▶ [PROBLEM REQUIREMENTS]: Return each line of the entries that mentions the word "value".

Data records for software interfaces
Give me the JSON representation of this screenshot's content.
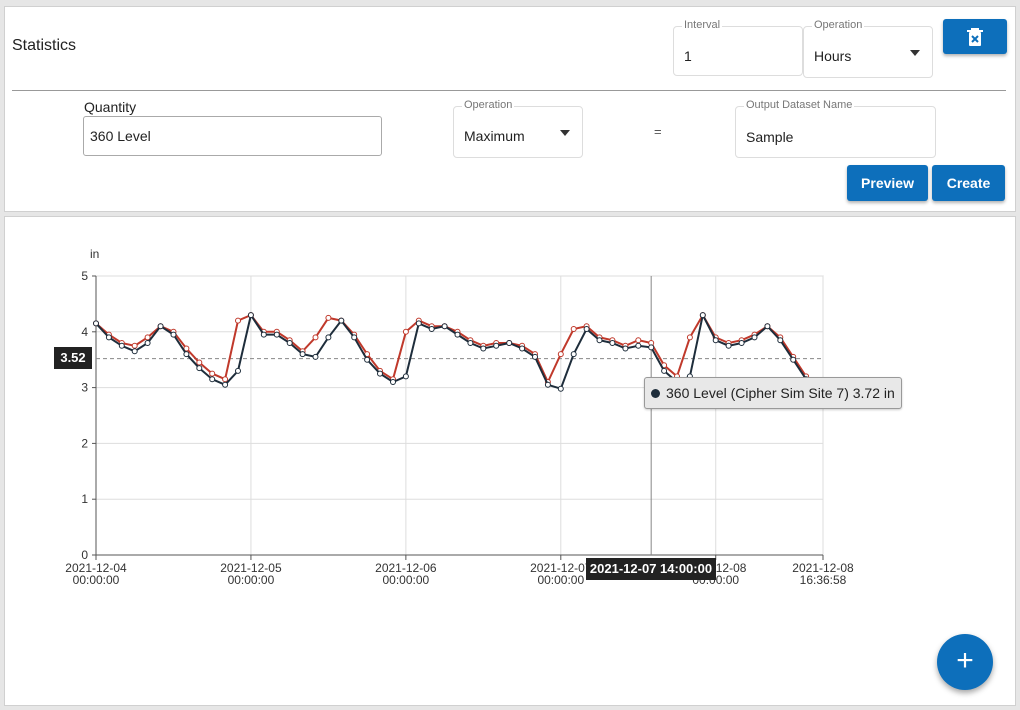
{
  "app": {
    "title": "Statistics"
  },
  "interval": {
    "label": "Interval",
    "value": "1"
  },
  "interval_unit": {
    "label": "Operation",
    "value": "Hours"
  },
  "quantity": {
    "label": "Quantity",
    "value": "360 Level"
  },
  "operation": {
    "label": "Operation",
    "value": "Maximum"
  },
  "equals": "=",
  "output": {
    "label": "Output Dataset Name",
    "value": "Sample"
  },
  "buttons": {
    "delete_icon": "delete-icon",
    "preview": "Preview",
    "create": "Create",
    "add": "+"
  },
  "colors": {
    "accent": "#0d6fbb",
    "series_dark": "#1e2d3b",
    "series_red": "#c0392b"
  },
  "chart_data": {
    "type": "line",
    "ylabel": "in",
    "ylim": [
      0,
      5
    ],
    "yticks": [
      "0",
      "1",
      "2",
      "3",
      "4",
      "5"
    ],
    "xlim": [
      "2021-12-04 00:00:00",
      "2021-12-08 16:36:58"
    ],
    "xticks": [
      {
        "date": "2021-12-04",
        "time": "00:00:00"
      },
      {
        "date": "2021-12-05",
        "time": "00:00:00"
      },
      {
        "date": "2021-12-06",
        "time": "00:00:00"
      },
      {
        "date": "2021-12-07",
        "time": "00:00:00"
      },
      {
        "date": "2021-12-08",
        "time": "00:00:00"
      },
      {
        "date": "2021-12-08",
        "time": "16:36:58"
      }
    ],
    "grid": true,
    "reference_line": 3.52,
    "crosshair": {
      "y_label": "3.52",
      "x_label": "2021-12-07 14:00:00"
    },
    "tooltip": {
      "text": "360 Level (Cipher Sim Site 7) 3.72 in"
    },
    "series": [
      {
        "name": "360 Level (Cipher Sim Site 7)",
        "color": "#1e2d3b",
        "x": [
          "2021-12-04 00:00",
          "2021-12-04 02:00",
          "2021-12-04 04:00",
          "2021-12-04 06:00",
          "2021-12-04 08:00",
          "2021-12-04 10:00",
          "2021-12-04 12:00",
          "2021-12-04 14:00",
          "2021-12-04 16:00",
          "2021-12-04 18:00",
          "2021-12-04 20:00",
          "2021-12-04 22:00",
          "2021-12-05 00:00",
          "2021-12-05 02:00",
          "2021-12-05 04:00",
          "2021-12-05 06:00",
          "2021-12-05 08:00",
          "2021-12-05 10:00",
          "2021-12-05 12:00",
          "2021-12-05 14:00",
          "2021-12-05 16:00",
          "2021-12-05 18:00",
          "2021-12-05 20:00",
          "2021-12-05 22:00",
          "2021-12-06 00:00",
          "2021-12-06 02:00",
          "2021-12-06 04:00",
          "2021-12-06 06:00",
          "2021-12-06 08:00",
          "2021-12-06 10:00",
          "2021-12-06 12:00",
          "2021-12-06 14:00",
          "2021-12-06 16:00",
          "2021-12-06 18:00",
          "2021-12-06 20:00",
          "2021-12-06 22:00",
          "2021-12-07 00:00",
          "2021-12-07 02:00",
          "2021-12-07 04:00",
          "2021-12-07 06:00",
          "2021-12-07 08:00",
          "2021-12-07 10:00",
          "2021-12-07 12:00",
          "2021-12-07 14:00",
          "2021-12-07 16:00",
          "2021-12-07 18:00",
          "2021-12-07 20:00",
          "2021-12-07 22:00",
          "2021-12-08 00:00",
          "2021-12-08 02:00",
          "2021-12-08 04:00",
          "2021-12-08 06:00",
          "2021-12-08 08:00",
          "2021-12-08 10:00",
          "2021-12-08 12:00",
          "2021-12-08 14:00",
          "2021-12-08 16:00"
        ],
        "y": [
          4.15,
          3.9,
          3.75,
          3.65,
          3.8,
          4.1,
          3.95,
          3.6,
          3.35,
          3.15,
          3.05,
          3.3,
          4.3,
          3.95,
          3.95,
          3.8,
          3.6,
          3.55,
          3.9,
          4.2,
          3.9,
          3.5,
          3.25,
          3.1,
          3.2,
          4.15,
          4.05,
          4.1,
          3.95,
          3.8,
          3.7,
          3.75,
          3.8,
          3.7,
          3.55,
          3.05,
          2.98,
          3.6,
          4.05,
          3.85,
          3.8,
          3.7,
          3.75,
          3.72,
          3.3,
          3.1,
          3.2,
          4.3,
          3.85,
          3.75,
          3.8,
          3.9,
          4.1,
          3.85,
          3.5,
          3.15,
          2.95
        ]
      },
      {
        "name": "Sample",
        "color": "#c0392b",
        "x": [
          "2021-12-04 00:00",
          "2021-12-04 02:00",
          "2021-12-04 04:00",
          "2021-12-04 06:00",
          "2021-12-04 08:00",
          "2021-12-04 10:00",
          "2021-12-04 12:00",
          "2021-12-04 14:00",
          "2021-12-04 16:00",
          "2021-12-04 18:00",
          "2021-12-04 20:00",
          "2021-12-04 22:00",
          "2021-12-05 00:00",
          "2021-12-05 02:00",
          "2021-12-05 04:00",
          "2021-12-05 06:00",
          "2021-12-05 08:00",
          "2021-12-05 10:00",
          "2021-12-05 12:00",
          "2021-12-05 14:00",
          "2021-12-05 16:00",
          "2021-12-05 18:00",
          "2021-12-05 20:00",
          "2021-12-05 22:00",
          "2021-12-06 00:00",
          "2021-12-06 02:00",
          "2021-12-06 04:00",
          "2021-12-06 06:00",
          "2021-12-06 08:00",
          "2021-12-06 10:00",
          "2021-12-06 12:00",
          "2021-12-06 14:00",
          "2021-12-06 16:00",
          "2021-12-06 18:00",
          "2021-12-06 20:00",
          "2021-12-06 22:00",
          "2021-12-07 00:00",
          "2021-12-07 02:00",
          "2021-12-07 04:00",
          "2021-12-07 06:00",
          "2021-12-07 08:00",
          "2021-12-07 10:00",
          "2021-12-07 12:00",
          "2021-12-07 14:00",
          "2021-12-07 16:00",
          "2021-12-07 18:00",
          "2021-12-07 20:00",
          "2021-12-07 22:00",
          "2021-12-08 00:00",
          "2021-12-08 02:00",
          "2021-12-08 04:00",
          "2021-12-08 06:00",
          "2021-12-08 08:00",
          "2021-12-08 10:00",
          "2021-12-08 12:00",
          "2021-12-08 14:00",
          "2021-12-08 16:00"
        ],
        "y": [
          4.15,
          3.95,
          3.8,
          3.75,
          3.9,
          4.1,
          4.0,
          3.7,
          3.45,
          3.25,
          3.15,
          4.2,
          4.3,
          4.0,
          4.0,
          3.85,
          3.65,
          3.9,
          4.25,
          4.2,
          3.95,
          3.6,
          3.3,
          3.15,
          4.0,
          4.2,
          4.1,
          4.1,
          4.0,
          3.85,
          3.75,
          3.8,
          3.8,
          3.75,
          3.6,
          3.1,
          3.6,
          4.05,
          4.1,
          3.9,
          3.85,
          3.75,
          3.85,
          3.8,
          3.4,
          3.2,
          3.9,
          4.3,
          3.9,
          3.8,
          3.85,
          3.95,
          4.1,
          3.9,
          3.55,
          3.2,
          3.0
        ]
      }
    ]
  }
}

▶ [SOLUTION FOR THIS TASK]:
    "value": "1"
    "value": "Hours"
    "value": "360 Level"
    "value": "Maximum"
    "value": "Sample"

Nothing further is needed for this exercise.